Thursday, January 27, 2011

A Correction for Jon Peltier

The way the web works is funny. I have been reading Jon Peltier's blog for several years now, and learned a lot of what I can do in Excel, and about principles of design from his blog (and ones like it). I was shocked when he commented on my blog when I wrote about basic principles of data visualization for baseball. I was possibly more shocked when I read his comment and realized that he was very right and I'd made a charting faux-pas.

Here is the chart he takes issue with:

Jon doesn't like pie charts much. In the data visualization community, there's been a lot of back and forth over whether pie charts are useful. Since they are used everywhere, people are familiar with them, so I look on them a bit more favorably than Jon does, but that wasn't the essence of his complaint.

You should never use multiple pie charts if you're going to compare them. It's just no easy to compare the size of slices across multiple pie charts.
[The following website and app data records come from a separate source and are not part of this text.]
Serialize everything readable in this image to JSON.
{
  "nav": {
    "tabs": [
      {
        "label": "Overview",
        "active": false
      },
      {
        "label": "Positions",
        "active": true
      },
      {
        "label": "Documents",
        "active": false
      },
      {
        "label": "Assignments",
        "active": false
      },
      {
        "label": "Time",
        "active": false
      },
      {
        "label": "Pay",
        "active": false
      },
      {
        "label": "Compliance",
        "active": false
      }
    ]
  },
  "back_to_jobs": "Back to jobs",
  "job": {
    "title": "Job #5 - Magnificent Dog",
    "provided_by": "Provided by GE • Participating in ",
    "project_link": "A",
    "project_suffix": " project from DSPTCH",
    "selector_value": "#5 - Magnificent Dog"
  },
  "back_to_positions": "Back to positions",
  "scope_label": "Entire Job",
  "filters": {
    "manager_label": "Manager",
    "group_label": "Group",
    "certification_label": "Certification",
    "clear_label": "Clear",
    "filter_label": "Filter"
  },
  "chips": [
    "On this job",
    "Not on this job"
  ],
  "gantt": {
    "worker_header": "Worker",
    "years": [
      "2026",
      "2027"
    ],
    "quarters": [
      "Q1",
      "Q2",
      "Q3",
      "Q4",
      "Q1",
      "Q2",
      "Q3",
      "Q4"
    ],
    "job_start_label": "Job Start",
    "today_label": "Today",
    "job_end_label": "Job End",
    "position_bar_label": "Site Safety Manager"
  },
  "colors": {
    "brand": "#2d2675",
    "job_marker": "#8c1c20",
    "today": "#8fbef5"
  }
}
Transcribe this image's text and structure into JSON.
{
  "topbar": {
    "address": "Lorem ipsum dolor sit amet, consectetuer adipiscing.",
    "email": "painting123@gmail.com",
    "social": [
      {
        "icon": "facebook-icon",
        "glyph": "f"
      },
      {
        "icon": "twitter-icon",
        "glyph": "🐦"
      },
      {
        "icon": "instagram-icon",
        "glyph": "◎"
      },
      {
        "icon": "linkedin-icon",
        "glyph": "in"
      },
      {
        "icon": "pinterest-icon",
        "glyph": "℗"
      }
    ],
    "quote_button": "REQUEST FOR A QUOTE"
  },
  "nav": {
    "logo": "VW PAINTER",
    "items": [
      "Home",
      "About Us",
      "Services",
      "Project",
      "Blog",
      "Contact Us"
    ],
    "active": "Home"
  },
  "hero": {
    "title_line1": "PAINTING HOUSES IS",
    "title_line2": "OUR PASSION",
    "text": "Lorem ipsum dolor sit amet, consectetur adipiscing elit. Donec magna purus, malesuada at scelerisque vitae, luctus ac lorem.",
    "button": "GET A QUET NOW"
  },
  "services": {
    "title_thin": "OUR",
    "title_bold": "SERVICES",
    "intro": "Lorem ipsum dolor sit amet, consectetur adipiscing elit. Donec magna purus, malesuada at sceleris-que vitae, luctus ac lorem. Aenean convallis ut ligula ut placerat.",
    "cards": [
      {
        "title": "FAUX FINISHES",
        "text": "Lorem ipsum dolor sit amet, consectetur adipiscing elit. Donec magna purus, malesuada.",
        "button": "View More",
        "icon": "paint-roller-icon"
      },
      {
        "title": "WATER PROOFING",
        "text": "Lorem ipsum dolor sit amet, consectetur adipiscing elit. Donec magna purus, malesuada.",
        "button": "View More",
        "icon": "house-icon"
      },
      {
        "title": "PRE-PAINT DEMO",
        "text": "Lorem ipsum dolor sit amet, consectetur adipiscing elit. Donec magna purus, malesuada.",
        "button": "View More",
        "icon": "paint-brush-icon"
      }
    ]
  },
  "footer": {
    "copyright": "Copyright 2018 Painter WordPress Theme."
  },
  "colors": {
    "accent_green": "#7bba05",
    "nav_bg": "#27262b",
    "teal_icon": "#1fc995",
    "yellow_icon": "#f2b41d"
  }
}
So instead, Jon recommends using bar charts, like this:

And I think I have to admit it looks a lot better, and is a lot easier to compare between the various players this way. I still think pie charts are okay if you keep them simple, but I didn't follow my own advice and keep them simple enough. This is probably more the proper simplicity:


  1. The bar charts make it much easier to compare stats. They are also more flexible: you can show percentages as you did, or you could compare the raw numbers instead, which would be impossible in multiple pies.

    In the right setting (the small blue wedge in your last chart, he he), pie charts are a reasonable choice. I guess I'm pretty vocal about them because they are used in the wrong setting so much of the time.

    P.S. You got out of Beantown just in time. I had to shovel another foot of snow today.

  2. What are you talking about Jon? I could just make the pies variable sizes to show the raw numbers!

    (just kidding)